  • The discovery of chlorpromazine set the stage for the era of the first-generation antipsychotics
  • Not everyone, however, responded equally:
    • 1/3 of patients improved completely, 1/3 partially, and 1/3 showed little recovery
  • Drug potency inversely related to affinity for the D2 receptor sites
  • The dose requirements for 1st generation antipsychotics follow a sigmoidal curve relative to efficacy.
  • Antipsychotic effects occur in presence of ~70% occupancy of the D2 receptors.
side effects
Side Effects!
  • Severe symptoms are associated with 1st generation antipsychotics, known asExtrapyramidal Symptoms:
    • Dystonias
    • Akathisia
    • Pseudo-Parkinsonian symptoms
  • Unfortunately, therapeutic doses tend to be quite close to those which cause EPS
  • Other side effects include prolactin increase and tardive dyskinesia.
more problems

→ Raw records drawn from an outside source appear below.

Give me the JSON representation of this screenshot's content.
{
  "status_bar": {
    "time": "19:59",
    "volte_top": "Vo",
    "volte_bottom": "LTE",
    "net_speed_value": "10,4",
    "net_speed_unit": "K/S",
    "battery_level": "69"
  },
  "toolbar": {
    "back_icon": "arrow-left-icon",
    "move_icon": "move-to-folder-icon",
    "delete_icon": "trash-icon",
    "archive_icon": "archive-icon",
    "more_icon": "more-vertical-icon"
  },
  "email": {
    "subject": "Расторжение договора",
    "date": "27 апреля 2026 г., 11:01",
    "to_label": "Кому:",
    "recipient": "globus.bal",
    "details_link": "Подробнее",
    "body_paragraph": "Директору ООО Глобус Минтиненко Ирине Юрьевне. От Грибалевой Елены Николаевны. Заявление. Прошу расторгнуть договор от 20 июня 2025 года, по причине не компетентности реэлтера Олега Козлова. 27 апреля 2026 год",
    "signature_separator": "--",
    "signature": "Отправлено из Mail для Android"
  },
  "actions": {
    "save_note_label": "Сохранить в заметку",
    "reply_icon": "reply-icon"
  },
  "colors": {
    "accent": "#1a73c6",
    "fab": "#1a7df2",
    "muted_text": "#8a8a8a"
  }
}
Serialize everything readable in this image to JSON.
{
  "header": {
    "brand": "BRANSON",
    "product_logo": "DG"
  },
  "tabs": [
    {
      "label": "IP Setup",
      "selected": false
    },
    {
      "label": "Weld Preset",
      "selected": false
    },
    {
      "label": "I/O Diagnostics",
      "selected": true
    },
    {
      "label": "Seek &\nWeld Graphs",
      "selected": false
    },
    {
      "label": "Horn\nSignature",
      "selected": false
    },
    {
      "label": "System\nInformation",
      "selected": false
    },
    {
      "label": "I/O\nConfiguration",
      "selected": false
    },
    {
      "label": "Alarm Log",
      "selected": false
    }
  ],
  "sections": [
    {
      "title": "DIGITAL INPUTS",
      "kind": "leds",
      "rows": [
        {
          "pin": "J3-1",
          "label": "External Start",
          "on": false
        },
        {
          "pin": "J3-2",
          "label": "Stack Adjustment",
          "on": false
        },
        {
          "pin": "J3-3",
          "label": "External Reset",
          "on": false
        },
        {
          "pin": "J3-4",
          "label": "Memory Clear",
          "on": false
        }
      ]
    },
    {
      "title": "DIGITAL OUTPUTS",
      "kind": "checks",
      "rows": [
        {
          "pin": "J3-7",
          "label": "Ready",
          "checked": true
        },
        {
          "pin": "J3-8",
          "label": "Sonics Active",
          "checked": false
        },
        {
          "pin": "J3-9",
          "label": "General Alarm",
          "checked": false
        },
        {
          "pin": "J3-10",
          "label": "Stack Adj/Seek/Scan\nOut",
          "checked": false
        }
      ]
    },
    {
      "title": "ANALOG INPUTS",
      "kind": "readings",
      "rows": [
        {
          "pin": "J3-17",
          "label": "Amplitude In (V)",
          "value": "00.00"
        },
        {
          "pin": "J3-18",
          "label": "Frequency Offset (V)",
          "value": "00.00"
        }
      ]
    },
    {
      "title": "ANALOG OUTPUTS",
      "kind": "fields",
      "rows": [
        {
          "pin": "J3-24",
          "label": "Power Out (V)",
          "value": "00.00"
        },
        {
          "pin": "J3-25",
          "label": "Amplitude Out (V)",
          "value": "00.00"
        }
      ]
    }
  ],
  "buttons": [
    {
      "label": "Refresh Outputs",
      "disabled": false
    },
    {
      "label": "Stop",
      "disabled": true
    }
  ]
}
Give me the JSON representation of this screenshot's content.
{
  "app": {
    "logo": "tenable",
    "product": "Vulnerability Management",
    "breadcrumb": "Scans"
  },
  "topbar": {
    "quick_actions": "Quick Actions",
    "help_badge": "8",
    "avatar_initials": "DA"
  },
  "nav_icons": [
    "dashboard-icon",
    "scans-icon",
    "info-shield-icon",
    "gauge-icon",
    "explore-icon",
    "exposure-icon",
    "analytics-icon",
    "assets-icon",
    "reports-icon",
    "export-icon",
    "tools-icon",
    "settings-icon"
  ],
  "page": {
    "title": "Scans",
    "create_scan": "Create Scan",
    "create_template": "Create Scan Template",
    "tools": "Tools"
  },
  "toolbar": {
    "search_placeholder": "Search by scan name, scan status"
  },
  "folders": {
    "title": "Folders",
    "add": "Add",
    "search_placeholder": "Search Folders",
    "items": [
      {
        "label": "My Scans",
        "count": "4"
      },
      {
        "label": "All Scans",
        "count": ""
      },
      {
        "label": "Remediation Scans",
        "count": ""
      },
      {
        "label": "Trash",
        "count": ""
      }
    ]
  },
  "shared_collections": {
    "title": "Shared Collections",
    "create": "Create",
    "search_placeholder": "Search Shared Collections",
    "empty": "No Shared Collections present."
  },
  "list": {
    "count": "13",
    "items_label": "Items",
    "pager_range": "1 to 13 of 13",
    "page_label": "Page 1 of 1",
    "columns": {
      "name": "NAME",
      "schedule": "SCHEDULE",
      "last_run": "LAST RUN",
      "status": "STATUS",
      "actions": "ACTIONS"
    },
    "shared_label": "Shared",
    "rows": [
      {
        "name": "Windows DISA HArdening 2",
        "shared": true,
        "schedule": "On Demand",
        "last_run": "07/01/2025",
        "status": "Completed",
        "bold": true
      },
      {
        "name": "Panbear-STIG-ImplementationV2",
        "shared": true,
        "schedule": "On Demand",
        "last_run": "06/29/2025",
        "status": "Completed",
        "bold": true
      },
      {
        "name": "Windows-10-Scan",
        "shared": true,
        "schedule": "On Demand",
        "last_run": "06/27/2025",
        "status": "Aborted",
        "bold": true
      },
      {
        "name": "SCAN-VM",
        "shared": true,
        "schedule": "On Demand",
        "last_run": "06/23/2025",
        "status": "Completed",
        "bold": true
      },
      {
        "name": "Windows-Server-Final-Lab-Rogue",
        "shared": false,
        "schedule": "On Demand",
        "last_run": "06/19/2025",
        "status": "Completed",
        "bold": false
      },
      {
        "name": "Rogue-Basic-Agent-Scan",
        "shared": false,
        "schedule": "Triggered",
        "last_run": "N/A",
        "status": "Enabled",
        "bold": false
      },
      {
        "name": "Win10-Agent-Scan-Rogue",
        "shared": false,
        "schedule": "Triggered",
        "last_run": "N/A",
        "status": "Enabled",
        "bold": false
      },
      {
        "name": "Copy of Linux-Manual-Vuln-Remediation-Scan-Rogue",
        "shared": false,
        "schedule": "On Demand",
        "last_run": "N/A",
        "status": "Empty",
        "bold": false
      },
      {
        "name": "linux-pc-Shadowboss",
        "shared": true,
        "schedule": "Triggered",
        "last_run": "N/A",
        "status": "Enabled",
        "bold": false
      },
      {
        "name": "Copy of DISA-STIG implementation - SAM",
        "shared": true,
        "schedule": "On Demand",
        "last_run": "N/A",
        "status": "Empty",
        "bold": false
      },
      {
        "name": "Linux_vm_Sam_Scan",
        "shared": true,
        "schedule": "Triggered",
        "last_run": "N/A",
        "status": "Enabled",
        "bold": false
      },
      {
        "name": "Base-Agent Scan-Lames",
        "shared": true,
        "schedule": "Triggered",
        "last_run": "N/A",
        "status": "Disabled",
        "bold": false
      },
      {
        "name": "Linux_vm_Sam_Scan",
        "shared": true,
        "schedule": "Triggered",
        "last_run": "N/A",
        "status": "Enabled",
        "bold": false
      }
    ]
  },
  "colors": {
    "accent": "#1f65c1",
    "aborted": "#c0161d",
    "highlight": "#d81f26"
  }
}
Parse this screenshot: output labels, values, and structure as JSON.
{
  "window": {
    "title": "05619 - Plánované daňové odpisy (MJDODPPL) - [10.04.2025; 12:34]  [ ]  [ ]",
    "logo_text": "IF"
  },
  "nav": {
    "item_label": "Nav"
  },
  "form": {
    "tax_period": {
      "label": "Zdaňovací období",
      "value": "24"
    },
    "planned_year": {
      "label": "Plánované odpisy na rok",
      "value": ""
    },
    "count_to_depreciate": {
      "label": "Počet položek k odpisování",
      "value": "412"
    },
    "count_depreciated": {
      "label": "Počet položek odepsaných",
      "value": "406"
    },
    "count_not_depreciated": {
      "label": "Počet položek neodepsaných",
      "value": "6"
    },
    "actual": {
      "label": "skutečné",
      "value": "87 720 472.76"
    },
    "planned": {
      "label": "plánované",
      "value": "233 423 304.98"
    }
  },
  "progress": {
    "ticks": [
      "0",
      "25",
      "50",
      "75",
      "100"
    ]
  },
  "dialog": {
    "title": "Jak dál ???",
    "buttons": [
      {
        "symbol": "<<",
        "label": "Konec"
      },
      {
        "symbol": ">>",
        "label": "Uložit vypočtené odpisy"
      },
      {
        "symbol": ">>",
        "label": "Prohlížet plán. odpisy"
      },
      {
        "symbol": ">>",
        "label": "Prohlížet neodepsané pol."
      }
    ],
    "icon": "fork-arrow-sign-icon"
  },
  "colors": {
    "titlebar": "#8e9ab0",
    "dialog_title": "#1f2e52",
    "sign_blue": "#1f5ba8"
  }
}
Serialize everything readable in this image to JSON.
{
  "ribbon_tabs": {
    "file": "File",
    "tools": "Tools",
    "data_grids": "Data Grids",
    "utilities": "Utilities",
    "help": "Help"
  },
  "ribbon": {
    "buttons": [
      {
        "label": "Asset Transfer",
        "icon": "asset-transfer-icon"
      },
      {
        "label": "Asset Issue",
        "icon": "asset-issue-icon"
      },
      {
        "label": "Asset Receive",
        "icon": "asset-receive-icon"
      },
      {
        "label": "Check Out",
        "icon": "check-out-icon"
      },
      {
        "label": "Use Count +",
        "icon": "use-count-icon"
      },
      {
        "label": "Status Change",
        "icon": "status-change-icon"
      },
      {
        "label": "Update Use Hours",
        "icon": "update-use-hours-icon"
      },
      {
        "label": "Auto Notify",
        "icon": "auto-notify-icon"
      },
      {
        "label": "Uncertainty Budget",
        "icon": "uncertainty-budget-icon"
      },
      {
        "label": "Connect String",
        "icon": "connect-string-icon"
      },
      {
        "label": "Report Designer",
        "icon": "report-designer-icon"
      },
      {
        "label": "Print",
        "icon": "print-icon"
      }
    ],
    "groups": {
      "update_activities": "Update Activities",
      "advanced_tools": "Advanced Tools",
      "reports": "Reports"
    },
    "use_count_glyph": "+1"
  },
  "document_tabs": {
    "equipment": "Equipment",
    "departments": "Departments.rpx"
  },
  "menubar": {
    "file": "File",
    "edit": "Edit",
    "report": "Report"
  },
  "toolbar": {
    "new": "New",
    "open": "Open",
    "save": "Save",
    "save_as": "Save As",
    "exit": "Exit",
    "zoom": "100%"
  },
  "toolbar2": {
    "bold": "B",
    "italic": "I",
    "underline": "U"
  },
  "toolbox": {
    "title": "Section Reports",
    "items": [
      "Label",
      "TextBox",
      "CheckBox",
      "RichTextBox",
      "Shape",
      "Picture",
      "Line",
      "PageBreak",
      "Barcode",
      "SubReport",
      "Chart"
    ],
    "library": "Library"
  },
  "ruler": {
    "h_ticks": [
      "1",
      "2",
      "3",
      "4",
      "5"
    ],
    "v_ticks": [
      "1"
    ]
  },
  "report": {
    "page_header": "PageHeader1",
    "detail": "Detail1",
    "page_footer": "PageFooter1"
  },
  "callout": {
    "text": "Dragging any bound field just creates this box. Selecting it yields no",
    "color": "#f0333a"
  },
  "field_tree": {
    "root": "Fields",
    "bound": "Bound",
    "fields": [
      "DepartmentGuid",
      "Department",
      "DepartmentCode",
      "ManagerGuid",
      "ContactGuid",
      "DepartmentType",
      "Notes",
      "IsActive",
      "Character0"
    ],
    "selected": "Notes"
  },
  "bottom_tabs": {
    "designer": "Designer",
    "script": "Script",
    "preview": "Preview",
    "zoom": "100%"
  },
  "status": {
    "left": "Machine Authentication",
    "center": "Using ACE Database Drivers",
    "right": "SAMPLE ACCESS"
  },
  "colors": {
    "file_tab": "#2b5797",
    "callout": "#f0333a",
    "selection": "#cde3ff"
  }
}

More Problems
  • Another problem with 1st generation antipsychotics: They suppress positive (psychotic) symptoms of schizophrenia, but the negative symptoms remain!
  • WHY? Because of NON-SPECIFICITY in dopamine receptor blockade.
dopaminergic neural pathways
Dopaminergic Neural Pathways
  • Several neural pathways which utilize dopamine are located in the midbrain of the brainstem, and they mediate such things as emotion, fight-or-flight responses, motivation, etc.
  • They are projections from the limbic system
  • These include:
    • Mesolimbic pathway
    • Mesocortical pathway
    • Nigrostriatal pathway
motivational salience
“Motivational salience”
  • Mesolimbic dopamine pathways are involved in motivational and reward-associated stimuli
  • What is the relationship between these pathways and the symptoms of schizophrenia?
  • “Motivational salience” theory
dopaminergic neural pathways25
Dopaminergic Neural Pathways
  • Blockage by antipsychotics of dopamine receptors in mesolimbic pathway – reduction of positive (psychotic) symptoms
  • However, antipsychotics also non-specifically block the mesocortical and striatal pathways, leading to EPS and prolonging of negative symptoms.
second generation antipsychotics
Second generation Antipsychotics
  • Clozapine – introduced 1970s
  • 1st of the second generation antipsychotics
  • Second generation antipsychotics = “atypical” antipsychotics
  • “Atypical” because EPS is absent!
  • Other beneficial properties include reduction of negative symptoms
  • This is because serotonin receptors are blocked as well as dopamine receptors
clozapine side effects
Clozapine – Side Effects
  • Clozapine – “Gold standard” in treating schizophrenia
  • Has been shown to reduce aggression, substance abuse, and treat other mood-related disorders
  • Unfortunately, though very potent, its primary problem is agranulocytosis.
2 nd generation antipsychotics
2nd generation antipsychotics
  • Other 2nd generation antipsychotics exist, which work by the same mechanism as clozapine:
    • Risperidone
    • Olanzipine
    • Quetiapine
    • Ziprasidone
  • Unfortunately, these also come with side effects, which vary with the medication:
    • Metabolic disorders (glucose)
    • Weight gain
    • Increased prolactin release
prognosis of treated patients
Prognosis of treated patients
  • The success of outcome is a function of the promptness of treatment following onset
  • Cognitive function is a relevant parameter in prognosis
  • Overall, life expectancy is still shortened when compared to the general population due to side effects, stigma, and decreased quality of life.
  • Anosognosia!
what does the future hold
What does the future hold?
  • Potentiation techniques
    • D-cycloserine
    • New receptor targets (NMDA receptor)
  • New neurotransmitter systems
    • Dopamine-glutamate
    • Dopamine-acetylcholine
  • Pharmacogenomics